Why is Large Rabbit Accommodation Important?
Your rabbit’s accommodation is its whole world. Your rabbit cannot hop on the bus to the gym for exercise, pop to the cinema when bored or visit the shops to pick out a new bed to sleep in. As a rabbit owner it is your responsibility to make sure that your rabbit’s accommodation meets all of its physical and mental needs.
Room to Move
Rabbit’s bodies are designed to spend the day hopping around a field grazing. When pet rabbits are not given adequate space and opportunity to move around, the resulting lack of exercise can have serious consequences for their health, including:
- Osteoporosis (weak bones) which increases the risk of breaks to the legs and spinal injuries.
- Obesity, which itself causes other secondary problems such as sore hocks, an inability to groom properly and increased risk of flystrike.
- Muscle wastage, particularly in the hindquarters, which can affect a rabbit’s ability to hop normally and move around. This leads to the same possible complications as obesity.
- Heart problems; a lack of physical activity increases the risk of heart attacks.
Room to Behave Like a Rabbit
If a rabbit does not have the space to exercise then it does not have the space to exhibit normal rabbit behaviour.
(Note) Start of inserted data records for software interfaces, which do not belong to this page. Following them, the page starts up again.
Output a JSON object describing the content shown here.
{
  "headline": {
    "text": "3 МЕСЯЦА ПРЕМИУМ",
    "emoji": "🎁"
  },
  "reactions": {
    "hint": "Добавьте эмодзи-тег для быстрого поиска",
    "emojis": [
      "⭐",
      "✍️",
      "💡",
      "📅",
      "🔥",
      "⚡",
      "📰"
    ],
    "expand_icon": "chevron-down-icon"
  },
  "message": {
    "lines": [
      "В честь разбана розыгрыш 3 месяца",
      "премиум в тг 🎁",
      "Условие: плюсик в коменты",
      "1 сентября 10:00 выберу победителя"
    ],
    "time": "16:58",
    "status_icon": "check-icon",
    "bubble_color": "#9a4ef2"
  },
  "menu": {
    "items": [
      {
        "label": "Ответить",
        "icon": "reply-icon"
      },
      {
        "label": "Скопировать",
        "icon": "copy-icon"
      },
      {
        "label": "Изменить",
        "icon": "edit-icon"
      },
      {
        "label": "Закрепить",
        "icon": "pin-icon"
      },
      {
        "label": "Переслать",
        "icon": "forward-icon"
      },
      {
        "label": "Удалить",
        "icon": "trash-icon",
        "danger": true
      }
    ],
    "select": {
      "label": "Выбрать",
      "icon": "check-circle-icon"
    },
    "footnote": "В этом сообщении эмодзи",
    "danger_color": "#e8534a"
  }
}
This can lead to behaviour problems including:
- Abnormal, often repetitive, behaviour such as over grooming or chewing the cage bars.
- Destructive behaviour such as eating their enclosure, chewing wallpaper, or destroying their owner’s belongings.
- Apathy, spending all their time resting in one position and not interacting with their environment.
These are signs your rabbit is slowly going crazy from being locked in a box with no mental stimulation.
Good housing isn’t just about space to run around, it also gives you the space to add toys and activities to provide your rabbit with mental stimulation.